What must be understood is that all these writings precede the Council of Nicaea, which supposedly imposed the belief in the divinity of Christ throughout the Christian world, but there is nothing more false than this myth.
Council of Nicea (325 AD)
It is also necessary to know that the Emperor Constantine, had no role in the conclusion of the bishops. He was only an honorary president who allowed the convocation of all these bishops, but made absolutely no theological decision.
Von Hefele, Karl Joseph, Histoire des conciles d'après les documents originaux. Volume 1 Part 1. :
Eusebius, who was an eyewitness to the council and paid so much homage to the emperor, clearly reports, "After this (i.e., after the opening speech) the emperor gave the floor to the presidents of the council." From this it follows that Constantine, like Marcian in the sixth session of the Council of Chalcedon, was only an honorary president, and left the conduct of the essentially theological discussions to the ecclesiastical presidents of the council.
The following evidence further supports the testimony of Eusebius, an eyewitness: a) The acts of the Council of Nicaea, at least those which we possess, bear the signatures of the bishops, but not of the emperor. According to other information, Constantine signed the acts, but after all the bishops and this fact proves that he did not consider himself, strictly speaking, as president of the council. Moreover, the emperor was not present at the opening of the synod, and yet the council must have already had its presidents when it arrived. This is indicated by the short sentence of Eusebius: "To the presidents who had already led the previous discussions, he left the task of leading the next ones. When several writings of the bishops who complained about each other were sent to him, he had them burned and declared that it was not his place to decide about priests." Finally, let us recall the words of the emperor which we quoted above: "I am a bishop for the external affairs of the Church."
This is also what the theologian Jean-Marie Salamito explained very well:
"This cliché on the role of Constantine as having institutionalized the Church or fixed the dogma: Constantine has done nothing of the sort, the ecclesiastical institutions exist before Constantine. Constantine absolutely does not modify them, he has absolutely no power, moreover he does not care, he has no desire or reason to modify the structures of the Church, [and] on the theological level he is rather ignorant and not so interested. The Council of Nicaea was certainly convened by Constantine, but Constantine did not care at all about the theological question that was being debated, and the theological question that was settled in 325 was nourished by all the theological reflection of the second and third centuries, previous theological reflection to which Constantine had seen absolutely nothing, and of which he knew nothing.
"Why does he call this council then?"
"He convenes the council to have a majority and for people to keep quiet"

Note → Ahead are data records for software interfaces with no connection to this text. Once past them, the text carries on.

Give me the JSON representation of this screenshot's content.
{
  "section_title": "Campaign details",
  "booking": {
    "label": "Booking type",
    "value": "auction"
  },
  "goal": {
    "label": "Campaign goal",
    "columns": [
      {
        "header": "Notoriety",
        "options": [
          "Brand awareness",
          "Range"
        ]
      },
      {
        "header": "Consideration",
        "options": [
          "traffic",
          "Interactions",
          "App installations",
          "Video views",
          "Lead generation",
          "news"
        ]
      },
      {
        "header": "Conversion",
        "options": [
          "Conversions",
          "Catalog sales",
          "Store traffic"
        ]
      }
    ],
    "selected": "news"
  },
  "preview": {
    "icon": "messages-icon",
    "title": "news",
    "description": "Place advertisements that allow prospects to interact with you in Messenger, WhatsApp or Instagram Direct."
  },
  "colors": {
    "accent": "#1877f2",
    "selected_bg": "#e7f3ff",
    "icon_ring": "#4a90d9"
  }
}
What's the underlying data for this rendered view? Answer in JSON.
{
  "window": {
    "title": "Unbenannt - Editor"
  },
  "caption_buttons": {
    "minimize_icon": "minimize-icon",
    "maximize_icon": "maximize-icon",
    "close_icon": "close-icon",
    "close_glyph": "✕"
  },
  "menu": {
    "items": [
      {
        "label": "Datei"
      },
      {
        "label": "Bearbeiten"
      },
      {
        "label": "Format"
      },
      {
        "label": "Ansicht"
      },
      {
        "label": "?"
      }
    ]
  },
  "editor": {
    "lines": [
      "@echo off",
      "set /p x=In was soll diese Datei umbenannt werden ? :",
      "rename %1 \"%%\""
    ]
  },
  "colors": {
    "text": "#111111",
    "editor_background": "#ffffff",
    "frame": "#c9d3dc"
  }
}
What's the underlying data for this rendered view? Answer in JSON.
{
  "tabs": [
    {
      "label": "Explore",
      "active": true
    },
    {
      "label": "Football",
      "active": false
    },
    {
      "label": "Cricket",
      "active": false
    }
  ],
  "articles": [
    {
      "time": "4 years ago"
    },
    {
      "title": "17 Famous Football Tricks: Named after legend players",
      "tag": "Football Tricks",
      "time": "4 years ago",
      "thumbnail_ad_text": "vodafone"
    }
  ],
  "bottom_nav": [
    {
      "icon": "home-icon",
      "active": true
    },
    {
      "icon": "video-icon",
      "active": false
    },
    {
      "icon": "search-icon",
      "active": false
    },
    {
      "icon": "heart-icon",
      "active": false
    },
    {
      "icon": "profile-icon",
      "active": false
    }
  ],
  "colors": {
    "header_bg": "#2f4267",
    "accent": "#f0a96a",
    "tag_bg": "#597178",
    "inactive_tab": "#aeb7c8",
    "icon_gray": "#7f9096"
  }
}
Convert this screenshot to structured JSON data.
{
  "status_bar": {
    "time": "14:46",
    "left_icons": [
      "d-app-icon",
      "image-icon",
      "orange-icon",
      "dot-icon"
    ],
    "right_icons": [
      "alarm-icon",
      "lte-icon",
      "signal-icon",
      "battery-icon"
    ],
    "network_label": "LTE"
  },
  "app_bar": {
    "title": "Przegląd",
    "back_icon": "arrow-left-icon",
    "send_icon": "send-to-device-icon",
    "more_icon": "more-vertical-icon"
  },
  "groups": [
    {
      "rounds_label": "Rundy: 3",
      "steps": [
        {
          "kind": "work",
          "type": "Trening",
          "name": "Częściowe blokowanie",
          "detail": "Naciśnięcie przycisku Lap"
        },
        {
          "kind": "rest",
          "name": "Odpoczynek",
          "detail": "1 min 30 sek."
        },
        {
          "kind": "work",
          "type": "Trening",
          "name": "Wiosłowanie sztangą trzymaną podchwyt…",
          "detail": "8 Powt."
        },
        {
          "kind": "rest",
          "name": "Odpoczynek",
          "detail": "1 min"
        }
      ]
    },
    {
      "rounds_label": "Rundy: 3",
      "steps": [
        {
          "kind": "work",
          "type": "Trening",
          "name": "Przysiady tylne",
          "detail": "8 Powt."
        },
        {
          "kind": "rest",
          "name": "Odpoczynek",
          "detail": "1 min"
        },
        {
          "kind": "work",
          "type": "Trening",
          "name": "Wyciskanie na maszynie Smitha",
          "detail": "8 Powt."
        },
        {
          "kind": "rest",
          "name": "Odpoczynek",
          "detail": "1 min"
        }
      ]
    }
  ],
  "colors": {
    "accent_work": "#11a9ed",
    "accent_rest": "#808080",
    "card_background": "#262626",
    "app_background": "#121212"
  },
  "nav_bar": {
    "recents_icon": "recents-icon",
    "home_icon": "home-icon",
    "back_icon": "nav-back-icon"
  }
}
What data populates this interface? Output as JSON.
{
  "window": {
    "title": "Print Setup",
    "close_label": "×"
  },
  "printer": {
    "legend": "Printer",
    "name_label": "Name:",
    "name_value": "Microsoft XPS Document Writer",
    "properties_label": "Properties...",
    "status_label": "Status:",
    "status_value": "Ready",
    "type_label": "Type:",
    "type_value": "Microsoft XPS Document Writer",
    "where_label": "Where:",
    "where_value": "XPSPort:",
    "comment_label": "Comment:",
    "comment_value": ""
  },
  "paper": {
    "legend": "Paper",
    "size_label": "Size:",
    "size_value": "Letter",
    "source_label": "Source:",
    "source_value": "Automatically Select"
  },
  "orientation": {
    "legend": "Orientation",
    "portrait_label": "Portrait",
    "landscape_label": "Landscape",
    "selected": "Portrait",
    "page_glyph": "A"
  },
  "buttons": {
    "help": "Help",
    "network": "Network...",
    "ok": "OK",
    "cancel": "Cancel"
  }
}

What really happened was that the hundreds of bishops from all over the world, who came to
the Council of Nicaea, all agreed except for 5 bishops to define the dogma of the Trinity. It is
interesting to note that according to Dr. Bart Ehrman, the Council of Nicaea did not decide
anything about the divinity of Christ, and that the divinity of Christ was widely accepted, but
it was only his relationship with the Father that was debated. He also said that the New
Testament had already described Christ as divine. What this thesis showed, in short, was that the true religion of Christ was the same in the beginning, and that he was indeed considered God from the beginning. And there never was a so-called true original religion that denied this divinity.